Recommendation:  Without the ending, this would have been hard to recommend despite its redeeming qualities.  With it, I'm having trouble thinking of any specific group I would suggest this to.


  1. Looks like the stress is affecting your writing

    1) That first sentence is potentially confusing. Maybe you should move "not" outside of the quotation marks

    2) "... or at least give me the opportunity to get come back to work feeling relaxed and confident..." Pick one, you can't have both

    Hope you feel better soon, and enjoy your Thanksgiving

    Hope the rest of you guys enjoy yours as well. Happy Food Day, everyone!

  2. I found PPP fun and an interesting concept, though I agree that the interpersonal dramas were hyped up a bit much. That said, I never got to the ending or the resolution of the minor conflicts, as it only had three chapters finished when I read it. For me, it was more about glossing over those conflicts and enjoying its tone.

    1. It started out the same way for me, honestly--and I did enjoy the tone in the part you read. Unfortunately, the ending goes a very different, less pleasant direction.

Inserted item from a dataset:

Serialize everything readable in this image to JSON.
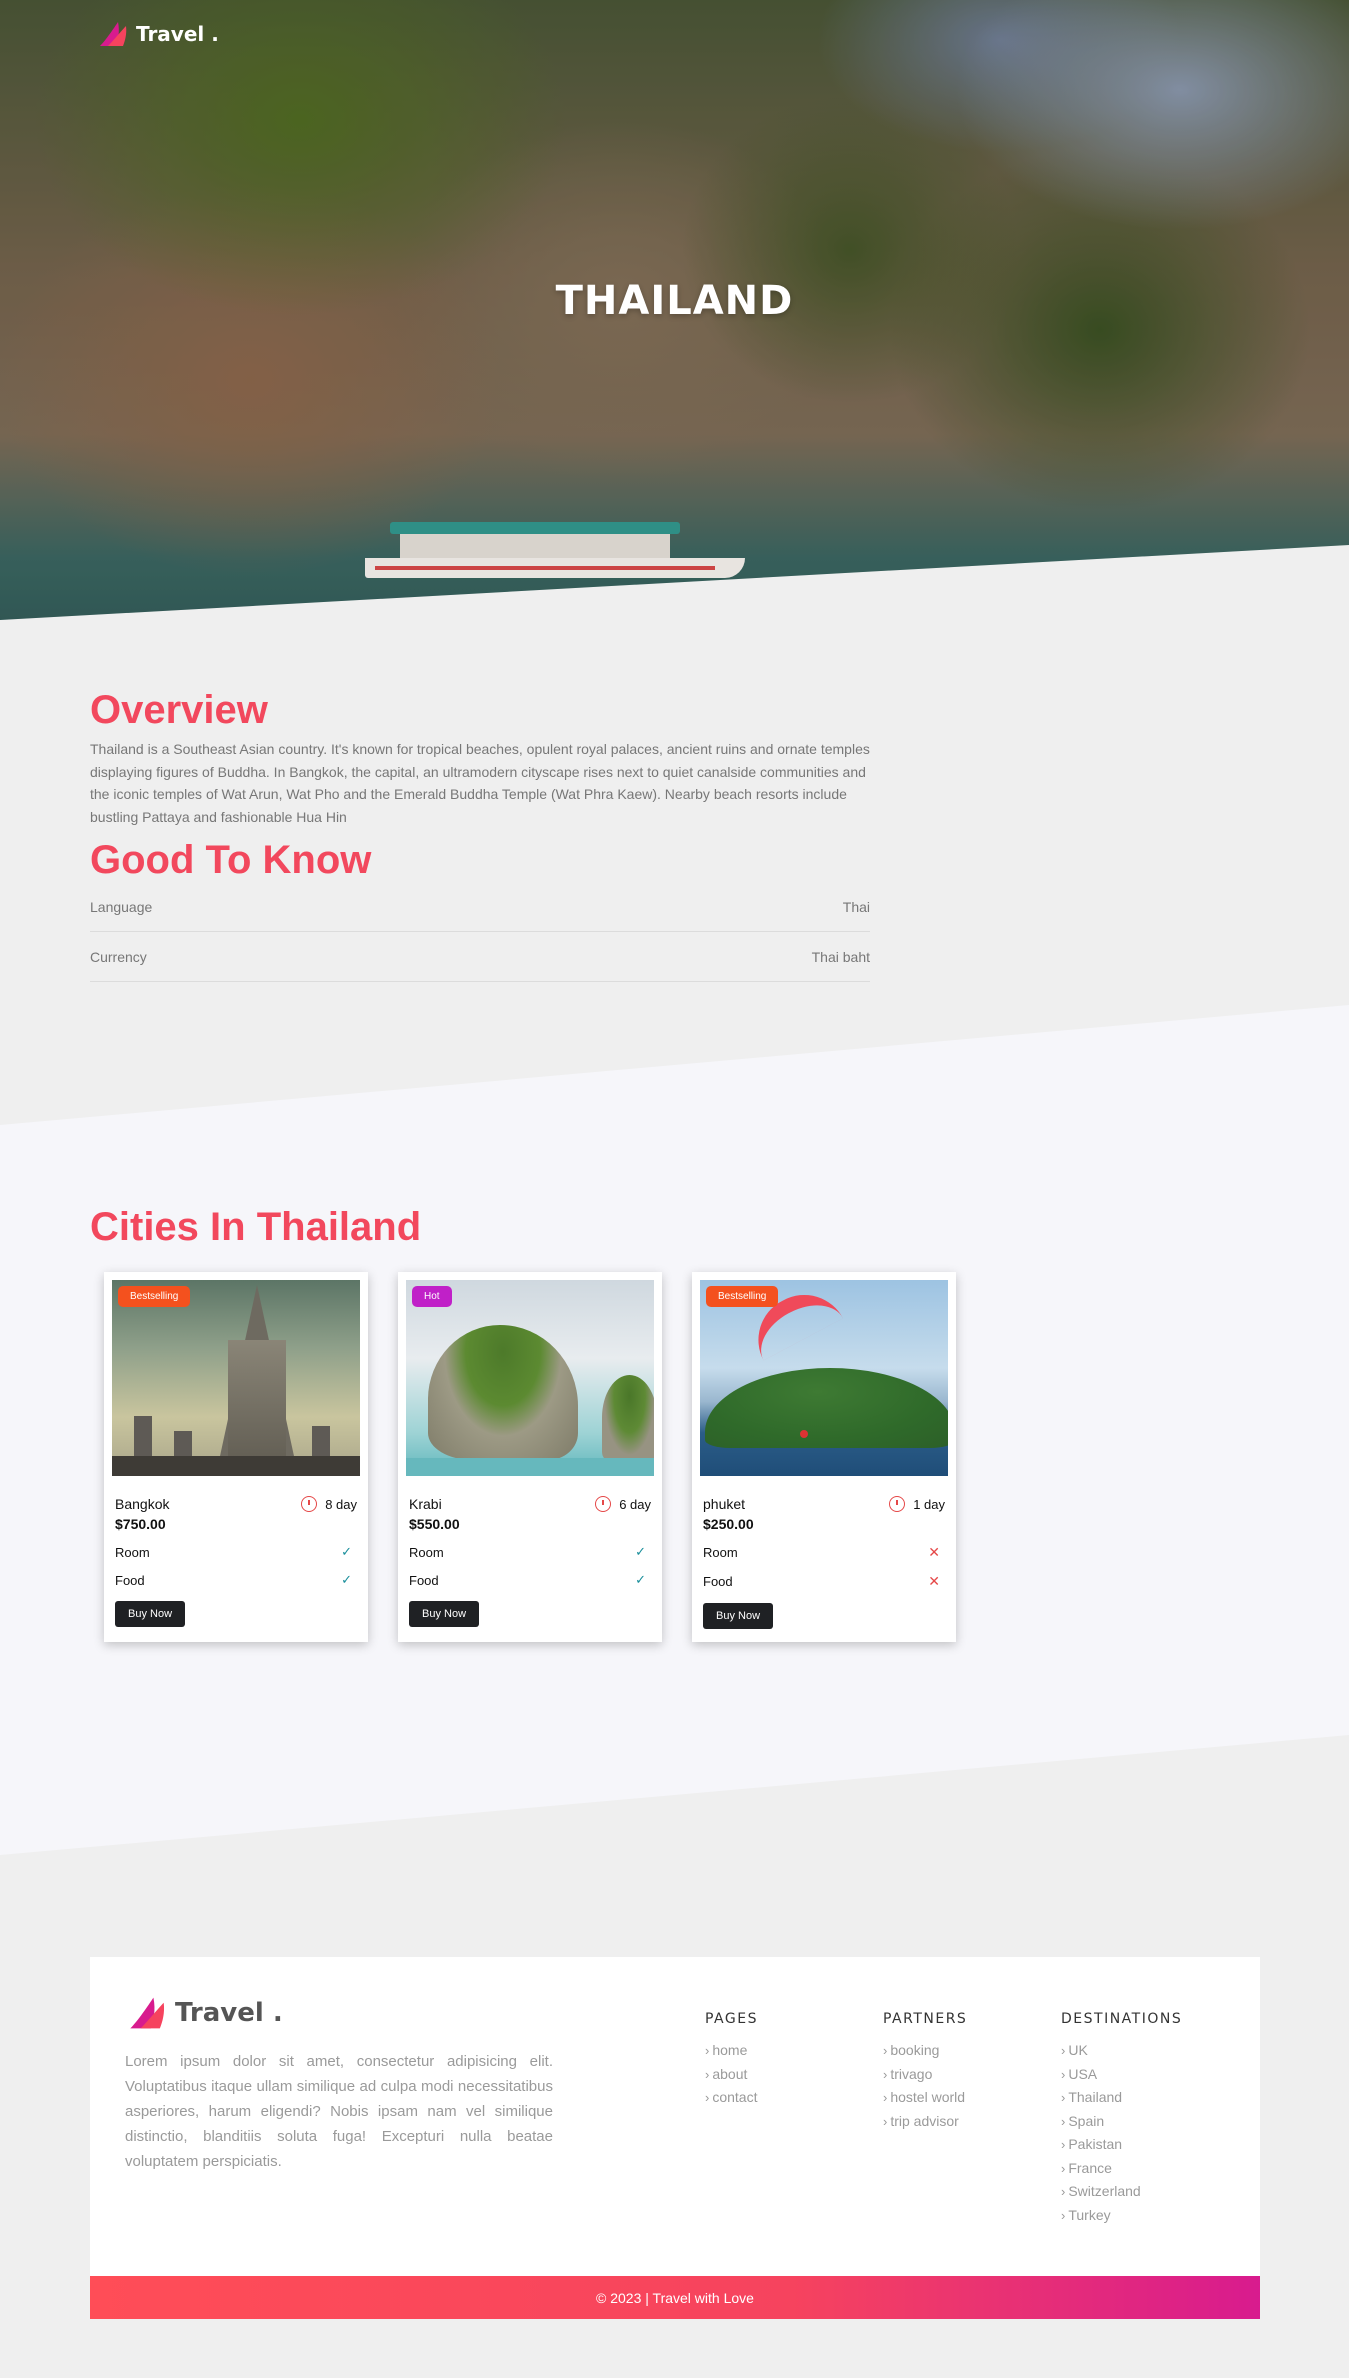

  3. I can't honestly say that I noticed that issue in Not In Bluff, but I think it's not really as out of place from my perspective as it is from yours. For me, I think the mere fact that Iron Will was the runt in that little training camp would lead him to naturally empathise more with ponies, and cause his social attitudes to drift more in that direction. Perhaps I'm being too lenient in that, but I thought it worked.